“He replied, I saw Satan fall like lightning from heaven.  I have given you authority to trample on snakes and scorpions and to overcome all the power of the enemy; nothing will harm you.” Luke 10:18-19

 Jesus walked in the vision of the total demise of the enemy. It flooded His every pore and provoked unflinching courage with unbending authority. In Western society, which is tumbling into a lack of confidence and fear, we need to arm ourselves afresh with the revelation of the ultimate overthrow of evil. Fear cripples vision. May the church not be like Job’s friends who received the stinging rebuke.

“Now you too have proved to be of no help; you see something dreadful and are afraid.” Job 6:21

So our second conclusion is:

“Vision is cultivated in the absence of fear.”

 3. The Vision of the Harvest

“Do you not say, ‘Four months more and then the harvest’? I tell you, open your eyes and look at the fields! They are ripe for harvest.” John 4:35 …”When he saw the crowds, he had compassion on them, because they were harassed and helpless, like sheep without a shepherd.” Matthew 9:36

This links us back a little to the overarching vision of the Bride. However it takes her down from the lofty realms of the metaphysical and brings her to the “fields” and “crowds” of everyday existence. Jesus never lost His passion for people. He had the quiet faith that can handle the small, persevering beginnings because it sees the “ripe harvest”. He had the scope to see a whole field and yet meet the need of the harassed individual. He wasn’t waiting for some distant revival or personal sanctification before acting, but was able to channel all His energies into the eternal “now” of opportunity.

Don’t give up on your own personal “today” of ripe opportunities! May your face shine with possibilities!

So our third conclusion is:

“Vision always produces action – prayer and mission.”

Some people watch television – coming soon in 3 D! Others suffer with double vision.
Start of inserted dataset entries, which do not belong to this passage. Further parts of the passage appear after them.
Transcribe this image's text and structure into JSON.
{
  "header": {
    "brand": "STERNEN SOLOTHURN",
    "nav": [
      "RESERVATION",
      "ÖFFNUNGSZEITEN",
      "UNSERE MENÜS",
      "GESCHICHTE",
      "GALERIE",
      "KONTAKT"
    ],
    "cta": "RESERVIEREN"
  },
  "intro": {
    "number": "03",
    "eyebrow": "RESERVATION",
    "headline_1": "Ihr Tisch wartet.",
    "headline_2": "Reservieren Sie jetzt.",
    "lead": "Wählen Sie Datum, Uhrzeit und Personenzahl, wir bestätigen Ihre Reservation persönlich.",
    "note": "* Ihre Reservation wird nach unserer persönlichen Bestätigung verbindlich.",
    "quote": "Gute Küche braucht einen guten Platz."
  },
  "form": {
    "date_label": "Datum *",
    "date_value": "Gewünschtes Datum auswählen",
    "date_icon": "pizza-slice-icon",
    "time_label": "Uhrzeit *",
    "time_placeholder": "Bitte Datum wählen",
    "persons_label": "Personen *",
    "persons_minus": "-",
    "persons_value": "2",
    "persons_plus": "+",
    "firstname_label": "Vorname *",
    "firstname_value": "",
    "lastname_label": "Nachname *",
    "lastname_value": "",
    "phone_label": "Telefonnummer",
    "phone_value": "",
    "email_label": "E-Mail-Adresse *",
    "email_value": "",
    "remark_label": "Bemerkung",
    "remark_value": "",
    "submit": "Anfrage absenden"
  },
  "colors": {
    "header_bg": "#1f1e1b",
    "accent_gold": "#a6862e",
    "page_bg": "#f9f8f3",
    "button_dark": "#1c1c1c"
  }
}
But I wish you all “Triple Vision” to see the Father, overcome the enemy and have hope for today’s kingdom work.

Extract from the book  “A fruit in Season”  (see books widget)